In a nutshell, this Master’s is about analysing and improving business processes, particularly in production and logistics in my case, as I chose the specialisation Production & Logistic Management. This involves a lot of mathematics and computer programming. Sometimes, people around me think I’m just studying business or management, but Industrial Engineering & Management really is a technical Master’s. We might not become die-hard programmers, but as an Industrial Engineering Manager, you need the know-how. In a way, you are the link between computers and people. You need to know what – for example – a client wants, but you also need to understand what a programmer does.
What I like about this Master’s, is the freedom you get. You have a lot of elective space – 45 EC – which you can fill up with courses you like, not only of this Master’s but also of other master’s of UT. So even if you’re not sure if you want to continue in the field of Industrial Engineering & Management, you still get to acquire a lot of knowledge and skills within other disciplines.

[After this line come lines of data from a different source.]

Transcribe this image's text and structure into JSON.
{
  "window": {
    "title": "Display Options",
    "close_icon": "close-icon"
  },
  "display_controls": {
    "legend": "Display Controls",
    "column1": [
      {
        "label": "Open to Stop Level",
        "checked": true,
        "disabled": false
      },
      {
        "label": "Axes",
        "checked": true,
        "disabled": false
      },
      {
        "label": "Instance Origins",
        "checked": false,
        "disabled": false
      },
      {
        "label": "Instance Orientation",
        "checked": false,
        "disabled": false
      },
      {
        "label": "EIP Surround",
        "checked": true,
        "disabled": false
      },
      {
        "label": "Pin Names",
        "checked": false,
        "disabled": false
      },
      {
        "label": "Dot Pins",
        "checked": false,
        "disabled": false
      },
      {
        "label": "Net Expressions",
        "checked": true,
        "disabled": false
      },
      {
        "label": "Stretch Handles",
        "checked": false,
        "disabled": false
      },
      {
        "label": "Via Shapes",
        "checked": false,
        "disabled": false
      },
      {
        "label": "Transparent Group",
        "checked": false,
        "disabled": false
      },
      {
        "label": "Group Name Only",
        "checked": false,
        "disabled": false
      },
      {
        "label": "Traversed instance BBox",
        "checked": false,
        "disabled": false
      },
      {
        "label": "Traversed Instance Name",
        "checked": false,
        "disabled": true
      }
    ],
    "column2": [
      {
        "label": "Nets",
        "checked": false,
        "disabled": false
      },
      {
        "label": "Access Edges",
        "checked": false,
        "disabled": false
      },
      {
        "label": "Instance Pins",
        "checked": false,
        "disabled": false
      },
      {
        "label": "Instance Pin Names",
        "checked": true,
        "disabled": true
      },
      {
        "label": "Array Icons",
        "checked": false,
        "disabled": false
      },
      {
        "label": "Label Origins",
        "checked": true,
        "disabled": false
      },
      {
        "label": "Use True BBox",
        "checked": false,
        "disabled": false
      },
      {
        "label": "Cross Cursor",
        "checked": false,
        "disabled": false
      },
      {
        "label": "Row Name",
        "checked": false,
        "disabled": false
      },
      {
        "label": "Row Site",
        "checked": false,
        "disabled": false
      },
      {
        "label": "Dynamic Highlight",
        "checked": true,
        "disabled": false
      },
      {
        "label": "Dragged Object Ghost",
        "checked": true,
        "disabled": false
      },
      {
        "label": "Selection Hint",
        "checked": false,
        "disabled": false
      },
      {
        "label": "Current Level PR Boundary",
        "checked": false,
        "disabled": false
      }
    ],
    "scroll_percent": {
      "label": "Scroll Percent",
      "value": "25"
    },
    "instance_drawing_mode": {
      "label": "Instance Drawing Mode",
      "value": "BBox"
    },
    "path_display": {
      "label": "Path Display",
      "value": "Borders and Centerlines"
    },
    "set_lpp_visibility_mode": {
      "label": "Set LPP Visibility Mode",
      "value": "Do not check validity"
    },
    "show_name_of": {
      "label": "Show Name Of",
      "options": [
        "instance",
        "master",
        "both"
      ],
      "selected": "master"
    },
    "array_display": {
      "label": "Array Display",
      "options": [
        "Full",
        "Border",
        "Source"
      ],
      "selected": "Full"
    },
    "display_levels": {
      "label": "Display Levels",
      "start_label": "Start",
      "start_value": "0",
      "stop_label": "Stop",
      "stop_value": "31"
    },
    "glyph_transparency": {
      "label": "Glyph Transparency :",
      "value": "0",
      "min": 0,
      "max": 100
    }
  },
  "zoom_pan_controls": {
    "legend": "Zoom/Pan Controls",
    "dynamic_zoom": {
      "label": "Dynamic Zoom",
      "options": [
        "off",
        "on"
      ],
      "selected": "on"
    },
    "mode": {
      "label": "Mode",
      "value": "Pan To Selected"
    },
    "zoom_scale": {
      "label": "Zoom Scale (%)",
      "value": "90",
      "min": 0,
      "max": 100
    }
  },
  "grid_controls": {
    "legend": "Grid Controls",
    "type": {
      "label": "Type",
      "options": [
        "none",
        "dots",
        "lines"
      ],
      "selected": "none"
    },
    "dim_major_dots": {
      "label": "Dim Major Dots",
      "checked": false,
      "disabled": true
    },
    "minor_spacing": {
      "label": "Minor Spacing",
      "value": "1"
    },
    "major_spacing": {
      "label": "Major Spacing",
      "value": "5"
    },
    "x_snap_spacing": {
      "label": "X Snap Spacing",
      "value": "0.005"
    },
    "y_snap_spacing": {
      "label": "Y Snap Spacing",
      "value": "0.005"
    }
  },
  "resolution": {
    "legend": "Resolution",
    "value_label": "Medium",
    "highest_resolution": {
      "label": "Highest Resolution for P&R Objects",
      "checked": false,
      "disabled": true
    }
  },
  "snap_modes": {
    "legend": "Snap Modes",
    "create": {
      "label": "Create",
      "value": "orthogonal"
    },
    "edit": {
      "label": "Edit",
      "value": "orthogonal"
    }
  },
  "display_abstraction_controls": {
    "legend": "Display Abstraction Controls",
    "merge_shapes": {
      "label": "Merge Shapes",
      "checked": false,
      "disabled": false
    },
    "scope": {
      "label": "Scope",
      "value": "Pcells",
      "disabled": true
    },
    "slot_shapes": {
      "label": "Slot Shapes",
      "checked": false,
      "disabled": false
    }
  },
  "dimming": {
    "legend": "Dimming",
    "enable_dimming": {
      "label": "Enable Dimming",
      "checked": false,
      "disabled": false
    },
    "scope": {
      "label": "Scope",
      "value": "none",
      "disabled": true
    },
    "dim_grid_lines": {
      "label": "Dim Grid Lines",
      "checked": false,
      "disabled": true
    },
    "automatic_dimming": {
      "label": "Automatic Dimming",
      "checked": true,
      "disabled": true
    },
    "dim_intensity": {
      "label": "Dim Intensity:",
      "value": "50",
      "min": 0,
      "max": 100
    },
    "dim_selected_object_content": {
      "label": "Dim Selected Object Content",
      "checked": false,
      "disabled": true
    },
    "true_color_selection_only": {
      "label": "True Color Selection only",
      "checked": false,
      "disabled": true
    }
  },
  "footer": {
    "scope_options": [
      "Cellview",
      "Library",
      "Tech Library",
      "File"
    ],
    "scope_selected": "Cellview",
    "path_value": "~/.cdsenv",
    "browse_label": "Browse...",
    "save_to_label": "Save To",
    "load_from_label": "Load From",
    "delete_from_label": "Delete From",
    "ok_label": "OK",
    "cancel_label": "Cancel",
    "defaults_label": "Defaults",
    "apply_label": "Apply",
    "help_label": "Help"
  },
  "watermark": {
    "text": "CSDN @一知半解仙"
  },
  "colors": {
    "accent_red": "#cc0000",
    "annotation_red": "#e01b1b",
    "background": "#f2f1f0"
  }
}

I myself filled up my elective space with some courses of the Master’s in Industrial Design Engineering. After my Master’s, I would love to go into the direction of production, and I figured it might be good to get more detailed knowledge on how products are designed and engineered. I think this was a great choice. During one of the courses, Product Lifecycle, we looked into the production process of for example a smartphone. We assessed how polluting this process is by modelling. It was very interesting to think about how you can produce a product in a less polluting way, and also to generally get an idea of the steps that are involved in a production process.
One of the benefits of this Master’s is its wide applicability, but that can make it hard to choose a direction after your Master’s as well. There’s just so much you can do! I decided to first follow a Master’s in Trade and Business Law at the University of Maastricht, before I finish my Master’s in Industrial Engineering & Management at UT, because I think legal expertise could be very useful in my future career.
As for my future career, I think I would like to go in the direction of software consultancy or process optimisation. Above all, I hope I will be able to find a job where I can help clients with a problem by working together with them. I don’t want to be stuck behind my desk on my own, but work together a lot with several parties, which is something you really learn during this Master’s, by the way!”